New brokers need time to build up their self-confidence. A manager can play a crucial role in developing his confidence by coaching and training. But confidence is not only an issue for rookies. Some brokers can be successful for a few years in a row and then suddenly stop selling because of all kind of reasons. They might have health issues or go through a personal crisis. Like an author can have a writer’s block, a broker can lose its magic to sell. A manager needs to recognise this and do what he can to restore the self-confidence. Broker’s confidence is also stimulated by a company pride. When a broker is proud of the brand, the marketing and the management he will perform better.
Besides motivation and self-confidence, a broker needs a good infrastructure to work in. The manager's task is to understand the brokers' needs and to implement a broad spectrum of tools, and resources must be adjusted to the needs of the broker to make them more effective. As you can see, the brand plays a double role: it is a tool for the broker to present his services but it also gives him confidence.
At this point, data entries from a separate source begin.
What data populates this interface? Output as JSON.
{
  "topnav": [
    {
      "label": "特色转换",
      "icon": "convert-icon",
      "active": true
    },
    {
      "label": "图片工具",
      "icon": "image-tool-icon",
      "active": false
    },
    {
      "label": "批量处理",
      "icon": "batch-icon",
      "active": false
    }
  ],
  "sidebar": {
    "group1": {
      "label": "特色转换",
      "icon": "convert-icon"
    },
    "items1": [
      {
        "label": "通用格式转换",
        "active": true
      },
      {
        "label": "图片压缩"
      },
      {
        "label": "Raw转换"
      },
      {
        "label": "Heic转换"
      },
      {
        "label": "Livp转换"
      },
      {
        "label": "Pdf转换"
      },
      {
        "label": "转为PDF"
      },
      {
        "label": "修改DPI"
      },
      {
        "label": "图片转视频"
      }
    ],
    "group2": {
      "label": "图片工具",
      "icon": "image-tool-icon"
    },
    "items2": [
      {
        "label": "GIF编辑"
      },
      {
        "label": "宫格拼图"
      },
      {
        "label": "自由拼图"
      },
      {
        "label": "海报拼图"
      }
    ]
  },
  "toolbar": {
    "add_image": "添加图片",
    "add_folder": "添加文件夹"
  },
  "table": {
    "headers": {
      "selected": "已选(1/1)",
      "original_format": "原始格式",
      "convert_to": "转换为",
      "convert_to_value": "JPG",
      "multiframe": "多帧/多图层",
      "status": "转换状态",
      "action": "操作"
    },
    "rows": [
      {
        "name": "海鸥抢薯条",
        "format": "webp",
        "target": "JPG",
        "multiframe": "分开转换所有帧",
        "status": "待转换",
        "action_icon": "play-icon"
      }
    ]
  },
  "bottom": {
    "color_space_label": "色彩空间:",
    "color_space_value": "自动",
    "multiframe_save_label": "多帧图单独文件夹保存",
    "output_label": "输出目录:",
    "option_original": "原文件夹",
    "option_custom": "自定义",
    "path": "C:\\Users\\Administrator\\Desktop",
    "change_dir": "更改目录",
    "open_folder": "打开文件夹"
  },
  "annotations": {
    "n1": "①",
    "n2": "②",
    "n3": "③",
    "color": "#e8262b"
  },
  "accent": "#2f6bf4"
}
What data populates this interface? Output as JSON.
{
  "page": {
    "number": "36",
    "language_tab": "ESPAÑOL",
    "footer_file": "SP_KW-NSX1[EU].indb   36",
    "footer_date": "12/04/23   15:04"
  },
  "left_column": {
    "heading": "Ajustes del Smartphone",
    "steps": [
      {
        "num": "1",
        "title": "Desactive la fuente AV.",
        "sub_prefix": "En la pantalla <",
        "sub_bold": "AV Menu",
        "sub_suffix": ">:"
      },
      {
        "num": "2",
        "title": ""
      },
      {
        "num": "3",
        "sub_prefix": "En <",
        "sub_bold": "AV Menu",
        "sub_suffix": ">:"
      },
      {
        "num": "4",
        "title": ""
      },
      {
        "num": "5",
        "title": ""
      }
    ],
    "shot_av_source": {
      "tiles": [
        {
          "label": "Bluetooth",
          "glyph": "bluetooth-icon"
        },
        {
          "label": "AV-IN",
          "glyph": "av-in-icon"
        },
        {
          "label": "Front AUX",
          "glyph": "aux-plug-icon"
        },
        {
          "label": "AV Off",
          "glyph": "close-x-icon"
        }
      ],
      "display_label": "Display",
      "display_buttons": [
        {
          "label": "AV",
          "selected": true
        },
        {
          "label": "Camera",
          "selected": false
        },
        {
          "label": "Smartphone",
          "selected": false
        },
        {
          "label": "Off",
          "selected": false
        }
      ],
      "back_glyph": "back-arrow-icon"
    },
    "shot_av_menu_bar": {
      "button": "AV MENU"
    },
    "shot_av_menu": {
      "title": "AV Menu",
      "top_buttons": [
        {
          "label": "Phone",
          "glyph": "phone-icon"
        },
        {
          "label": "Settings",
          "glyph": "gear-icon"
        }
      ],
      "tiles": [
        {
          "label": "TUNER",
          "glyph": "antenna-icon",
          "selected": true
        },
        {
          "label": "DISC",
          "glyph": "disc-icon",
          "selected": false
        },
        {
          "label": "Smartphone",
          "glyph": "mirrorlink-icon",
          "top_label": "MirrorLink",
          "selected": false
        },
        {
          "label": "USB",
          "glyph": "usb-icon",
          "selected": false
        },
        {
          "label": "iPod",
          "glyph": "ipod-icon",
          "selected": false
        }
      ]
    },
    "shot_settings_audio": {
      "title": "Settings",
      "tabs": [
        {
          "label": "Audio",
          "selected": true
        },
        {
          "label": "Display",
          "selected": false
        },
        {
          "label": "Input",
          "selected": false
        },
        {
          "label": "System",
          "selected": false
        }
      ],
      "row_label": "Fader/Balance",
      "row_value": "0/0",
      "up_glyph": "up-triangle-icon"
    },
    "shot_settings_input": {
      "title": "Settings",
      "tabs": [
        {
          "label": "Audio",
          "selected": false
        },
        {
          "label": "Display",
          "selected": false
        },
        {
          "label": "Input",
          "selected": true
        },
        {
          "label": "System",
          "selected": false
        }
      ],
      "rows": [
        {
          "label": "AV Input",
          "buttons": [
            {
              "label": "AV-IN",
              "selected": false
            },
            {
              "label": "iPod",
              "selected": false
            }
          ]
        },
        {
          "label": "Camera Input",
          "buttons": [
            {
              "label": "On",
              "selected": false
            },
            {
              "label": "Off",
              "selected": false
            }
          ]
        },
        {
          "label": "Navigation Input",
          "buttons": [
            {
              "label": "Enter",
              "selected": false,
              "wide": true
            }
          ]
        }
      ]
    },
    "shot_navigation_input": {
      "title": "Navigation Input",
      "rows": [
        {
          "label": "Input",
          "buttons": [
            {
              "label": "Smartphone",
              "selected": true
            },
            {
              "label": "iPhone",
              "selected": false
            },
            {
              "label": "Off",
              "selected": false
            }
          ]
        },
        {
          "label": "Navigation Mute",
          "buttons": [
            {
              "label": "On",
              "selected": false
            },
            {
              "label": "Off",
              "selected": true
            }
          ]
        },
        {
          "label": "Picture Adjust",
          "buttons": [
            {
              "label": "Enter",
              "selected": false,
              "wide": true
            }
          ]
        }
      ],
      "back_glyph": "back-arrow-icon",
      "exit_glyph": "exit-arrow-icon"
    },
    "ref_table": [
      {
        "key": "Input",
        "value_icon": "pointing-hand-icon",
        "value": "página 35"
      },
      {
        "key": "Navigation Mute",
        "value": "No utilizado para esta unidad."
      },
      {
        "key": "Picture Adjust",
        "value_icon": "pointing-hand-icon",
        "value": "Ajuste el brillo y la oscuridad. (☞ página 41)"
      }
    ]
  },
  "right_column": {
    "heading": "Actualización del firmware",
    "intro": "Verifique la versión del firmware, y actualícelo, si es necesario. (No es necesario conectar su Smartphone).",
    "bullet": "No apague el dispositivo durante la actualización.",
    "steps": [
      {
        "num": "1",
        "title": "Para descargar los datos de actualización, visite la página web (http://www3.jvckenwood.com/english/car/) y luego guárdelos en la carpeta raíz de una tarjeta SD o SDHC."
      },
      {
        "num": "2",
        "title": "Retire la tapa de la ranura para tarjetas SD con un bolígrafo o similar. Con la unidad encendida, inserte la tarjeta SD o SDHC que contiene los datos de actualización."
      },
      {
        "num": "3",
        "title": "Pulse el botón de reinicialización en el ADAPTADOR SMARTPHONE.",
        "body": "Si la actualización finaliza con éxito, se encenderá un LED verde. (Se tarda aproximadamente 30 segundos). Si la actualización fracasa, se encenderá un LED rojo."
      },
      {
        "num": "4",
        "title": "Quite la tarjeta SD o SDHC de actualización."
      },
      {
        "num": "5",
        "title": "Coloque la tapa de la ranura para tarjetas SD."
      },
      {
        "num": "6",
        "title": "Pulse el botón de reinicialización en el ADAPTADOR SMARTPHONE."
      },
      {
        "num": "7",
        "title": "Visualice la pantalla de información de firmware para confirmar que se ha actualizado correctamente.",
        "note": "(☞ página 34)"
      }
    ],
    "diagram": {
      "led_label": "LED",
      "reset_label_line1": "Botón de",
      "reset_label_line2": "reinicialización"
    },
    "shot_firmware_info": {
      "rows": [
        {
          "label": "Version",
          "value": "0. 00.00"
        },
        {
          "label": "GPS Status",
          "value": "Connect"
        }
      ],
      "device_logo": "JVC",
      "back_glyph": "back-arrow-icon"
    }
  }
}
When you only focus on the needs of the broker, you might lose sight of two major factors. One of them is expenses. Brokers are only focused on revenues and they have a natural tendency to overspend (except if it is their own money). Marketing, entertainment of clients, travel and communication are the most important costs to keep a close eye on. There are proven ways to control expenses without jeopardising sales opportunities. Keep in mind that managing expenses is a negative factor and it needs to be balanced with the positive factors of brokerage management.
The last but certainly not least factor to manage is risk. A yacht broker can bring the company in real danger by misleading clients, unethical behaviour or by damaging the reputation of the company. The manager can put in place a number of protocols to reduce the major risks. Especially all contracts and agreements need to be checked before or after signing. Risk is one of the most difficult aspects to manage because a manager is mostly not aware of the details of the communication between the broker and his client. And it is impossible and demotivating to supervise every single action of every broker. A manager needs to create an open communication within the company so alarm bells can be heard on time. Brokers talk with each other and there is always feedback from captains and clients. A supportive manager will receive signals much earlier than a boss who is disliked by his brokers.
This leaves us to the question what kind of person are we looking for as a manager of yacht brokers? The manager needs to be esteemed by the brokers. Being the boss is not enough to deserve respect. It is a combination of charisma, market knowledge and relevant experience that will make the brokers look up to him.
Second, the manager needs to understand sales from his own experience, what it takes to convince a client, how it feels to close a deal and how frustrating it is when you are not supported. Third, the manager needs personal skills to motivate, coach the sales people and create a positive atmosphere in the company.
Managing yacht brokers is a subtle skill, just like driving a race car. The competition is harsh and everyone fights for pole position. Investors should be carefully picking their drivers to have a chance of winning the race.
This article was published in the latest edition of the SuperYacht Times newspaper. Subscribe now to receive your copy straight to your door and never miss another issue.